Search the listing for the string "photo" and copy every line that contains it.

Provided data:
Segment Open
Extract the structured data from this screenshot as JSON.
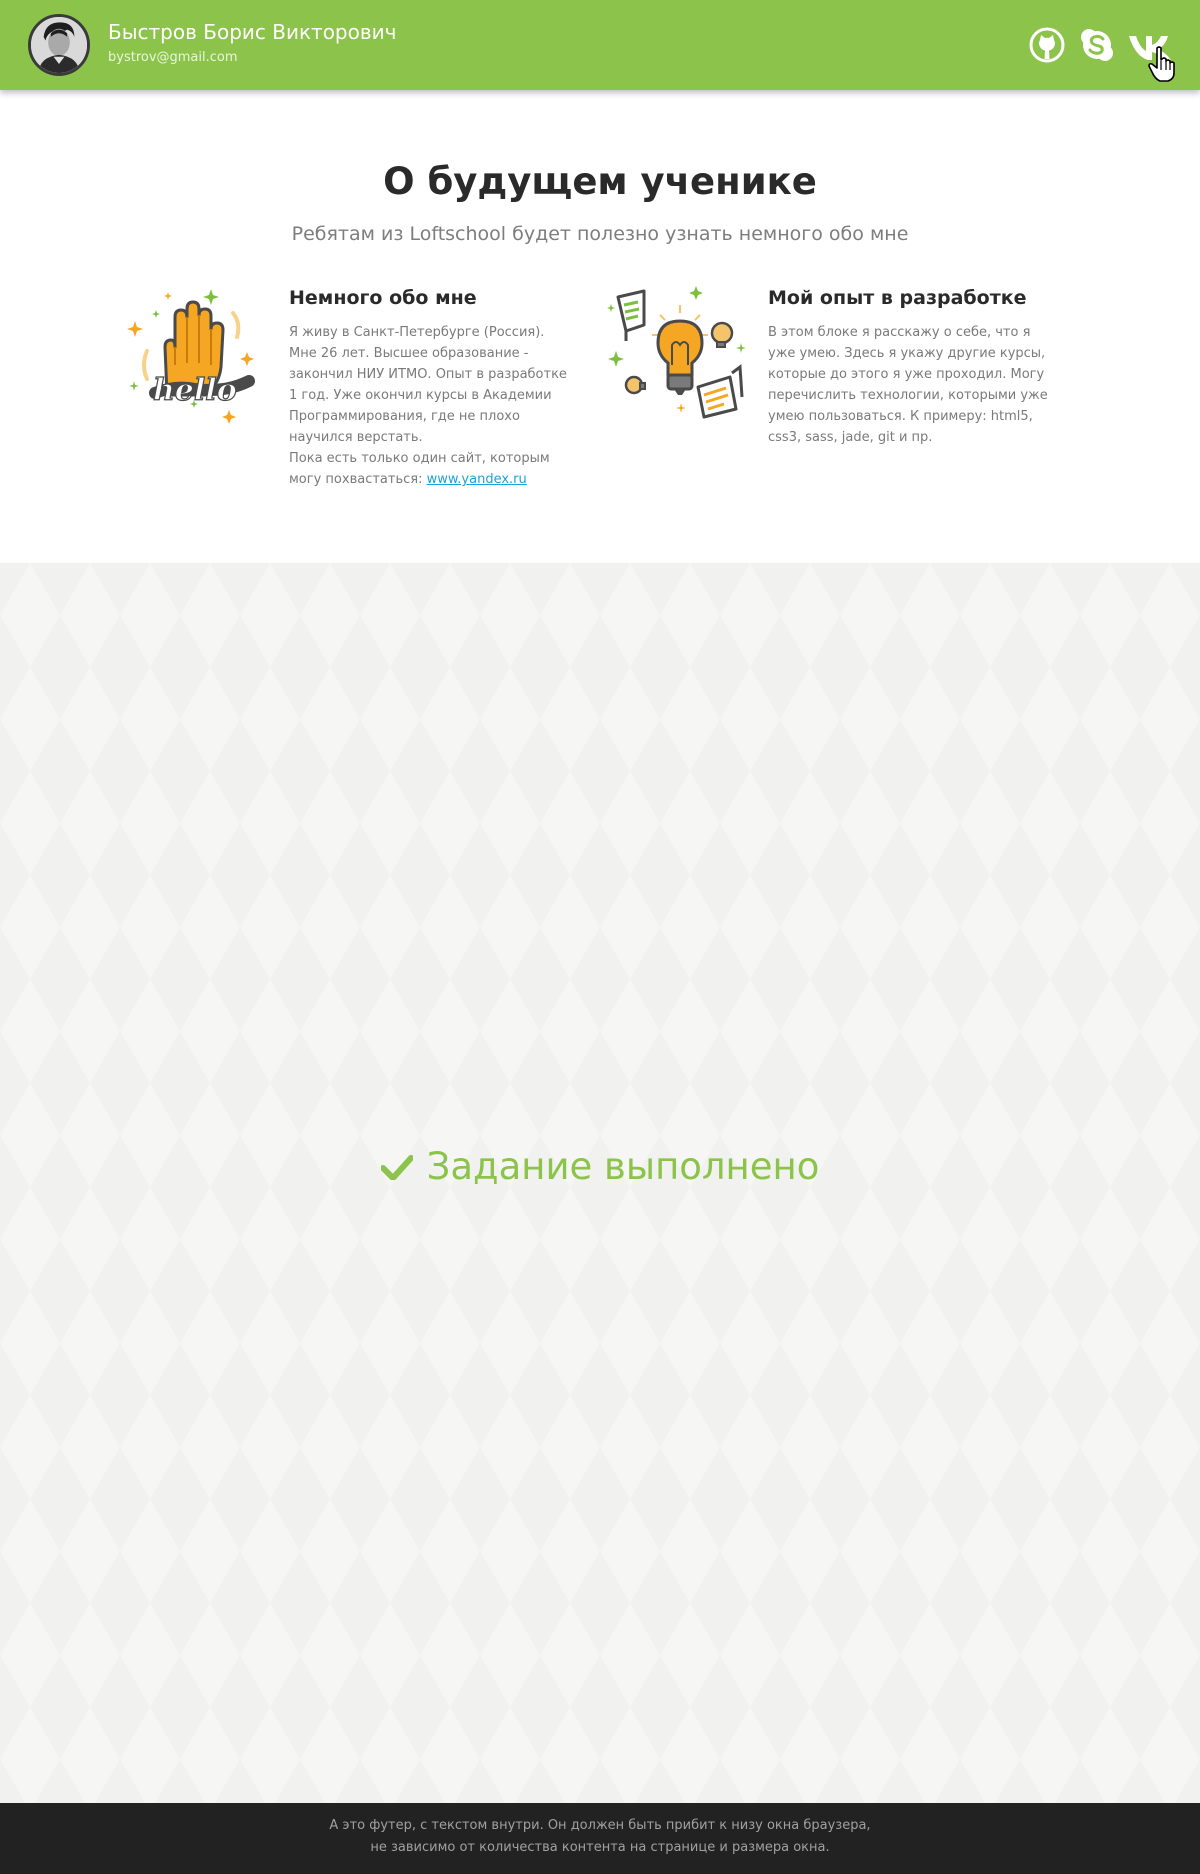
{
  "header": {
    "user_name": "Быстров Борис Викторович",
    "user_email": "bystrov@gmail.com",
    "avatar_icon": "user-photo",
    "social": [
      {
        "name": "github",
        "icon": "github-icon"
      },
      {
        "name": "skype",
        "icon": "skype-icon"
      },
      {
        "name": "vk",
        "icon": "vk-icon"
      }
    ],
    "accent_color": "#8cc34a"
  },
  "about": {
    "title": "О будущем ученике",
    "subtitle": "Ребятам из Loftschool будет полезно узнать немного обо мне",
    "blocks": [
      {
        "icon": "hello-hand-icon",
        "title": "Немного обо мне",
        "text": "Я живу в Санкт-Петербурге (Россия). Мне 26 лет. Высшее образование - закончил НИУ ИТМО. Опыт в разработке 1 год. Уже окончил курсы в Академии Программирования, где не плохо научился верстать.",
        "text2": "Пока есть только один сайт, которым могу похвастаться: ",
        "link": "www.yandex.ru"
      },
      {
        "icon": "lightbulb-icon",
        "title": "Мой опыт в разработке",
        "text": "В этом блоке я расскажу о себе, что я уже умею. Здесь я укажу другие курсы, которые до этого я уже проходил. Могу перечислить технологии, которыми уже умею пользоваться. К примеру: html5, css3, sass, jade, git и пр."
      }
    ]
  },
  "main": {
    "status_text": "Задание выполнено",
    "status_icon": "checkmark-icon",
    "status_color": "#8cc34a"
  },
  "footer": {
    "line1": "А это футер, с текстом внутри. Он должен быть прибит к низу окна браузера,",
    "line2": "не зависимо от количества контента на странице и размера окна."
  }
}
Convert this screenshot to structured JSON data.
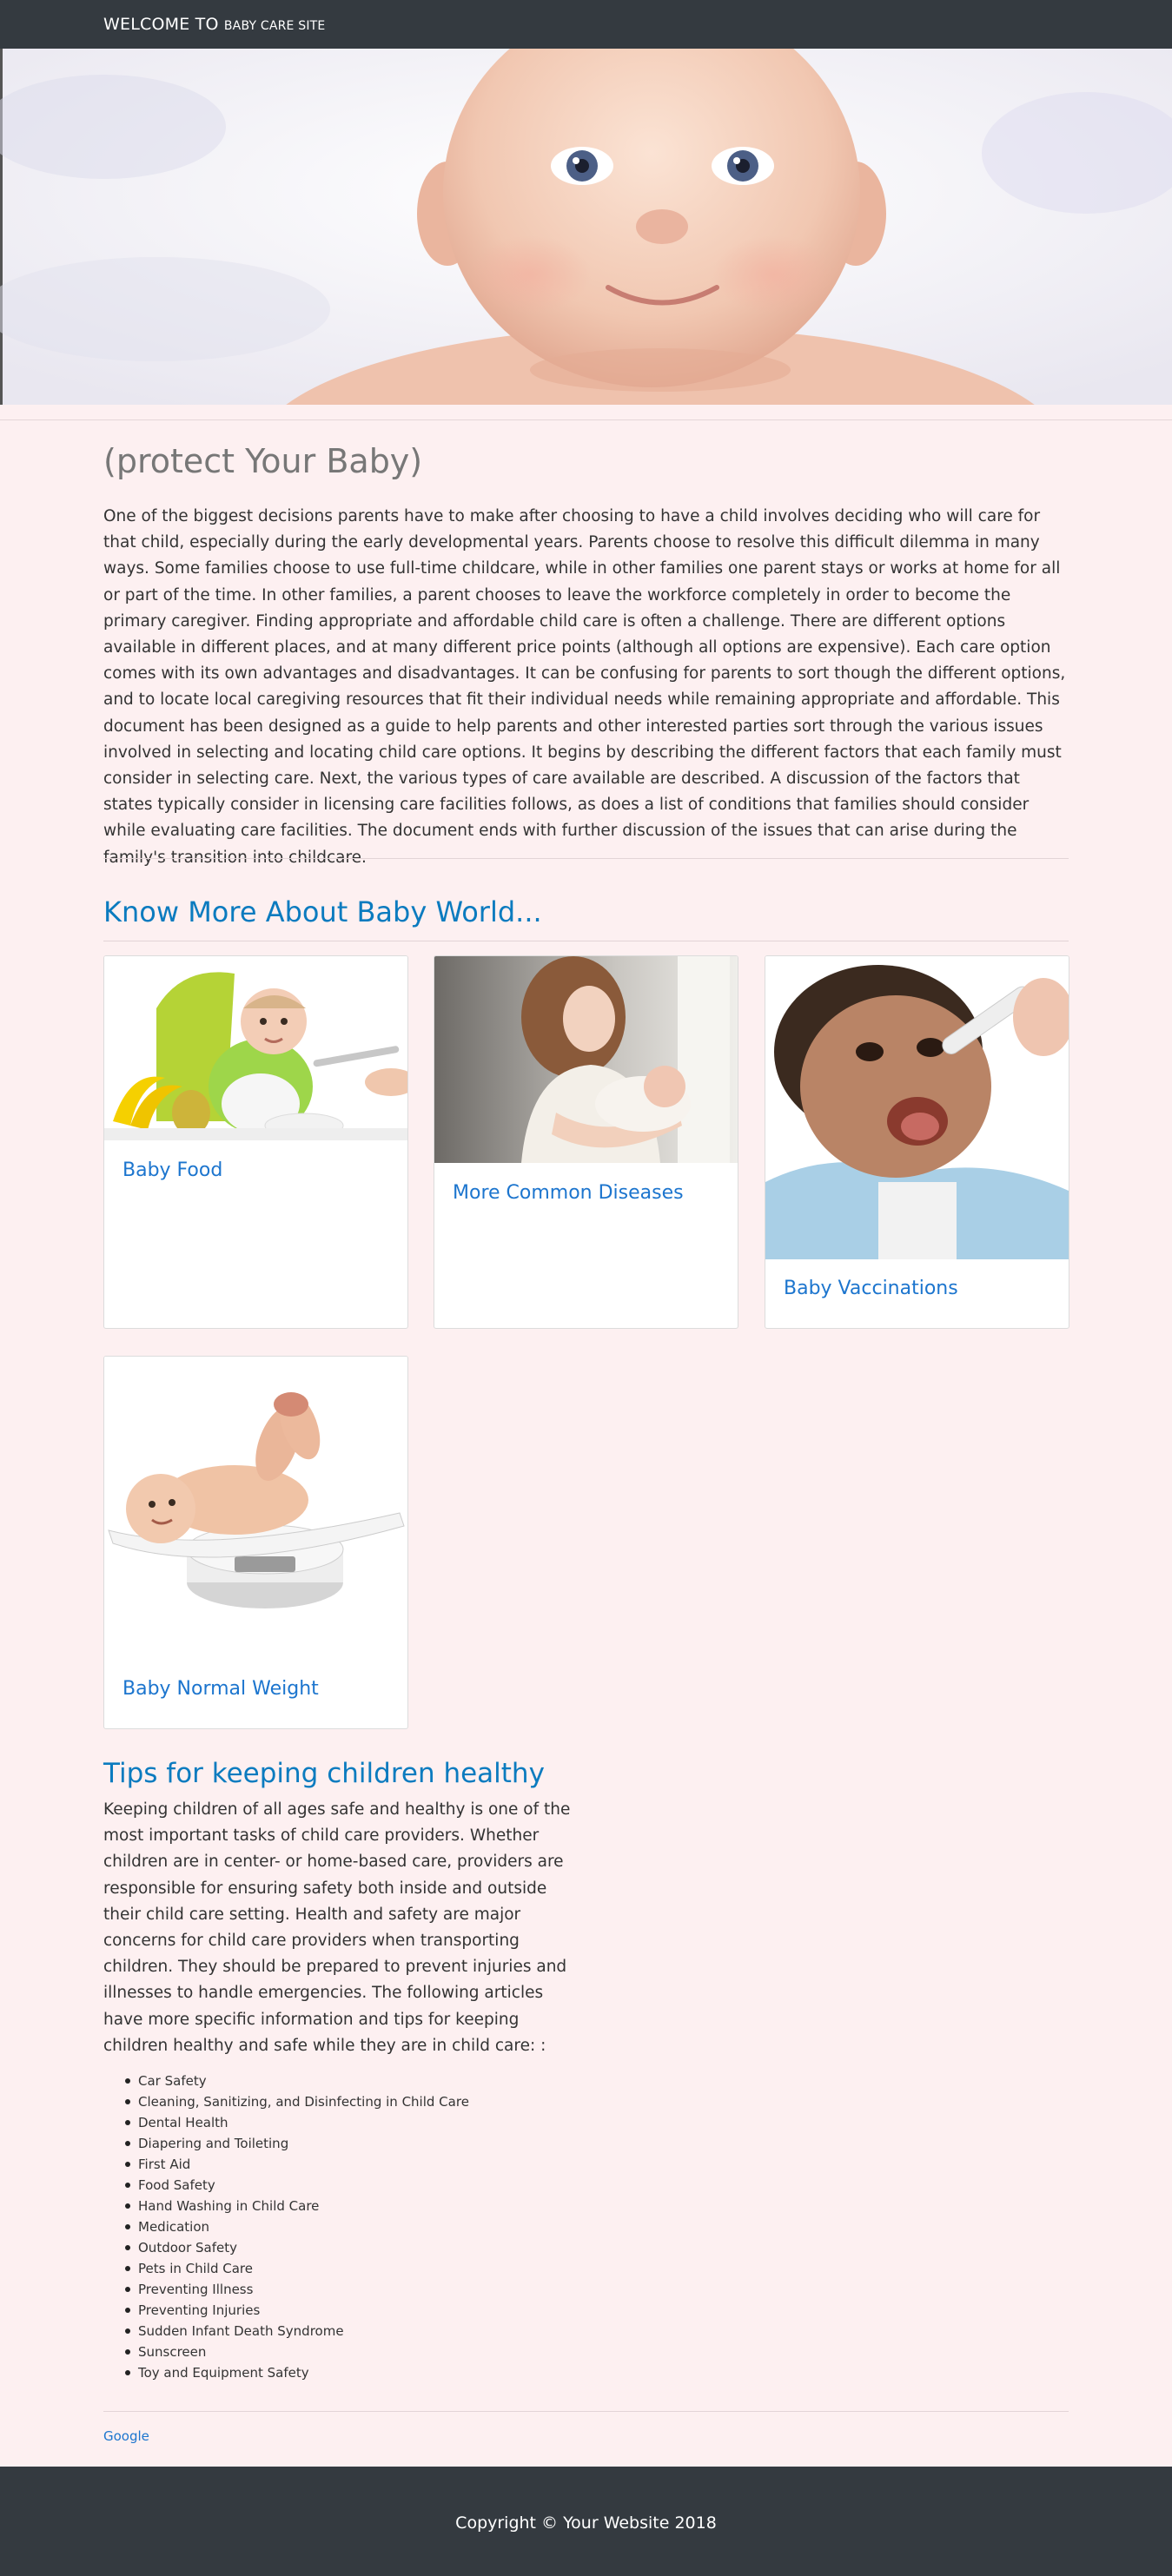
{
  "navbar": {
    "brand_main": "WELCOME TO",
    "brand_small": "BABY CARE SITE"
  },
  "hero": {
    "image_alt": "smiling baby banner photo"
  },
  "main": {
    "title": "(protect Your Baby)",
    "intro": "One of the biggest decisions parents have to make after choosing to have a child involves deciding who will care for that child, especially during the early developmental years. Parents choose to resolve this difficult dilemma in many ways. Some families choose to use full-time childcare, while in other families one parent stays or works at home for all or part of the time. In other families, a parent chooses to leave the workforce completely in order to become the primary caregiver. Finding appropriate and affordable child care is often a challenge. There are different options available in different places, and at many different price points (although all options are expensive). Each care option comes with its own advantages and disadvantages. It can be confusing for parents to sort though the different options, and to locate local caregiving resources that fit their individual needs while remaining appropriate and affordable. This document has been designed as a guide to help parents and other interested parties sort through the various issues involved in selecting and locating child care options. It begins by describing the different factors that each family must consider in selecting care. Next, the various types of care available are described. A discussion of the factors that states typically consider in licensing care facilities follows, as does a list of conditions that families should consider while evaluating care facilities. The document ends with further discussion of the issues that can arise during the family's transition into childcare."
  },
  "know_more": {
    "title": "Know More About Baby World...",
    "cards": [
      {
        "title": "Baby Food",
        "image": "baby eating food photo"
      },
      {
        "title": "More Common Diseases",
        "image": "mother holding baby photo"
      },
      {
        "title": "Baby Vaccinations",
        "image": "baby oral vaccination photo"
      },
      {
        "title": "Baby Normal Weight",
        "image": "baby on weighing scale photo"
      }
    ]
  },
  "tips": {
    "title": "Tips for keeping children healthy",
    "text": "Keeping children of all ages safe and healthy is one of the most important tasks of child care providers. Whether children are in center- or home-based care, providers are responsible for ensuring safety both inside and outside their child care setting. Health and safety are major concerns for child care providers when transporting children. They should be prepared to prevent injuries and illnesses to handle emergencies. The following articles have more specific information and tips for keeping children healthy and safe while they are in child care: :",
    "items": [
      "Car Safety",
      "Cleaning, Sanitizing, and Disinfecting in Child Care",
      "Dental Health",
      "Diapering and Toileting",
      "First Aid",
      "Food Safety",
      "Hand Washing in Child Care",
      "Medication",
      "Outdoor Safety",
      "Pets in Child Care",
      "Preventing Illness",
      "Preventing Injuries",
      "Sudden Infant Death Syndrome",
      "Sunscreen",
      "Toy and Equipment Safety"
    ]
  },
  "links": {
    "google": "Google"
  },
  "footer": {
    "copyright": "Copyright © Your Website 2018"
  },
  "colors": {
    "navbar_bg": "#343a40",
    "page_bg": "#fdf0f1",
    "heading_blue": "#0b7bbf",
    "link_blue": "#1c75ce"
  }
}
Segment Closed
Answer box:
    "avatar_icon": "user-photo",
    "image_alt": "smiling baby banner photo"
        "image": "baby eating food photo"
        "image": "mother holding baby photo"
        "image": "baby oral vaccination photo"
        "image": "baby on weighing scale photo"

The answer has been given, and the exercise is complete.